Trump’s trade war:
As hinted before, President Trump’s trade war inevitably gets a mention. It started as a dispute with China and South Korea over their cheap sale of solar panels and washing machines, in response to which the US installed a tariff against such products. This had the aim of protecting American businesses and putting them first but was soon followed up by a global tariff from the US on importing steel (25%) and aluminium (10%).
This hurts south-east Asia, but also Europe, to which the European Commission responded saying they were ready to impose safeguards, tariffs or quotas to prevent a surge of metal coming in to the continent in the absence of America buying. The EU also warned the US, stating that countermeasures may be taken against American exports, to which President Trump reportedly threatened retaliatory taxes against the European automotive industry.
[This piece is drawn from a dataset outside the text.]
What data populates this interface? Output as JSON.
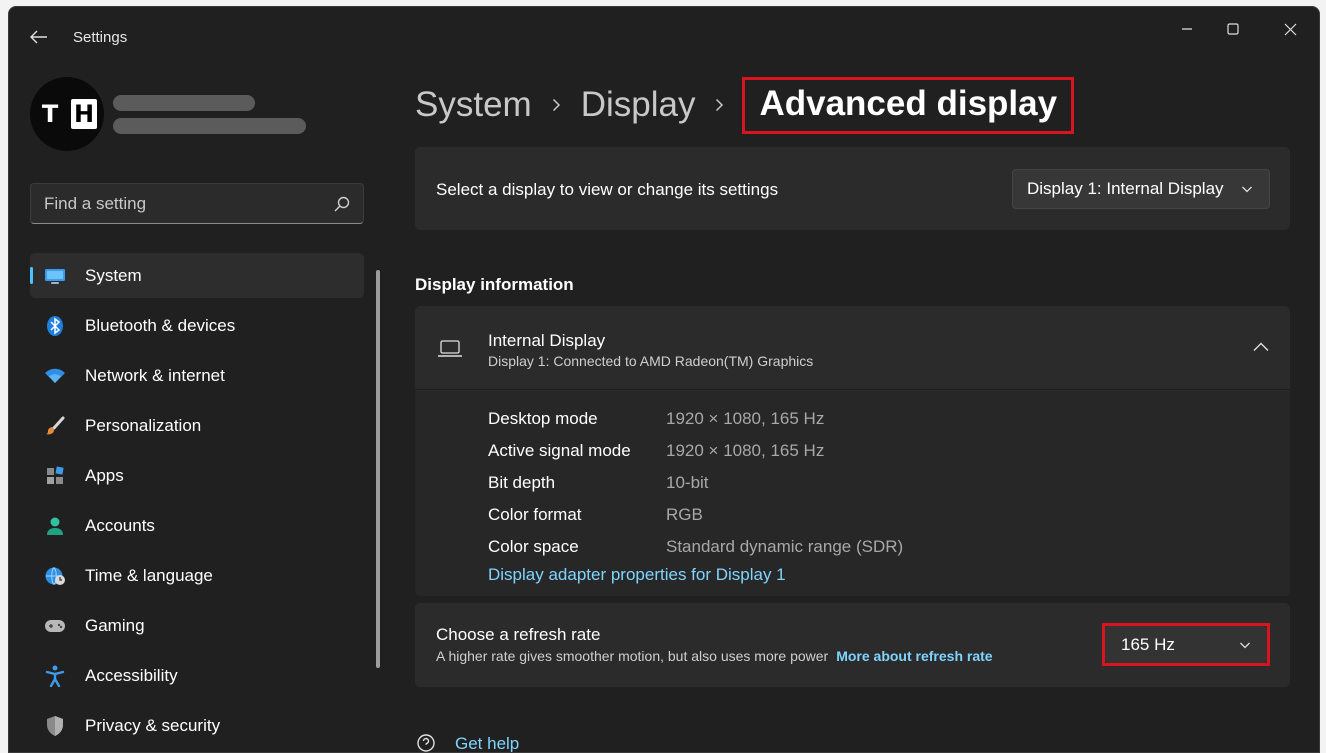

The European Central Bank in Frankfurt, Germany
This threat of diminished exports from the Eurozone leads us nicely onto the final risk to the Euro’s value: the growth of the Eurozone. Growth is the ultimate goal of the European Central Bank, but it can’t grow without increased exports, and even prior to Trump’s tariffs figures from Germany pointed to a decline in export growth – something with the bank needs to tackle.
To keep growth going the ECB is increasing its bond-buying strategy as part of its stimulus plan. Quantitative Easing has been acting like stabilisers for economies across Europe in recent years and Brussels is wary of withdrawing its support entirely, despite the global economic growth figures. It was reported that this support would be withdrawn early in 2018, so all eyes are on the ECB’s next meeting on Monday March 19.
One of the odd side effects of the stimulus plan is a weaker Euro. As CNBC reports, the fact the Eurozone needs help suggests the Euro isn’t a strong investment, whereas without it the currency looks a lot more attractive to investors. The problem for the ECB is that while they are happy to have a stronger Euro for investment purposes, it’s a balancing act between a strong and weak Euro in terms of the impact it could have on prices across the region and the cost of exporting. A higher valued Euro would likely lead to even less exports, which could undo all the work that the Central Bank has done with QE to get growth started again, whereas continued support could boost the Eurozone at the expense of the Euro.